Technology Capabilities (see Fishbone Two)
Process Capabilities (see Fishbone Three)
Organizational Capabilities and
The fishbone diagrams are generic diagrams and can be used to for multiple purposes including conceptualizing service availability models. The diagrams below depict the Y is Fn of x (x1, x2, x3 ….) model. You can further decompose these models by making each of the x (or independent variable) a Y or dependent variable. These models can and need to be customized for each service. The x or independent variables impact overall service availability can also change with time. Fishbone diagrams can also be used as input for problem management.
Fishbone Diagrams for Understanding Service Availability:
We have only discussed a few key examples of Six Sigma tools and techniques and their application to business and IT service management. Therefore, this is not an exhaustive list of relevant six sigma tools applicable for service management.
Six Sigma for IT Service ManagementSven Den Boer., Rajeev Andharia, Melvin Harteveld, Linh C Ho, Patrick L Musto, Silva Prickel.
Lean Six Sigma for ServicesMicahel L George.
upcoming publication Framework for. I. T. Intelligence Radhakrishnan R.

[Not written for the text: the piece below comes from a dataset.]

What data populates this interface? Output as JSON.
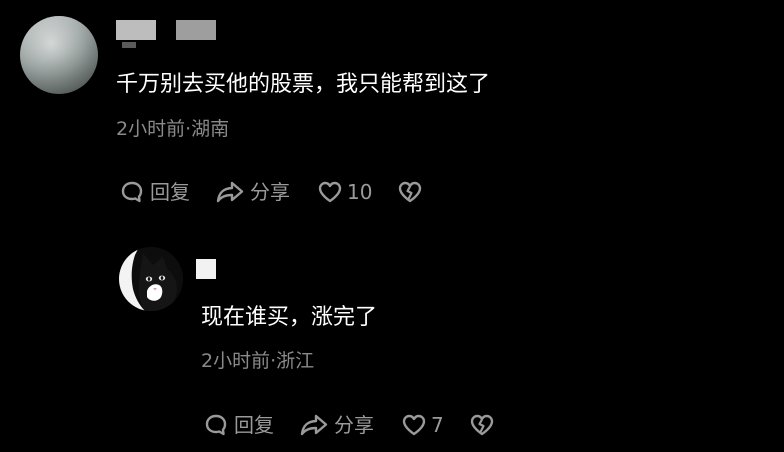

-Functional Requirement (or Service Quality Requirements) FrameworkA subset of the Enterprise Architecture Framework, Rajesh Radhakrishnan(IBM) https://www2.opengroup.org/ogsys/jsp/publications/PublicationDetails.jsp?publicationid=12202
IT Service Management for High AvailabilityRadhakrishnan, R., Mark, K., Powell, B.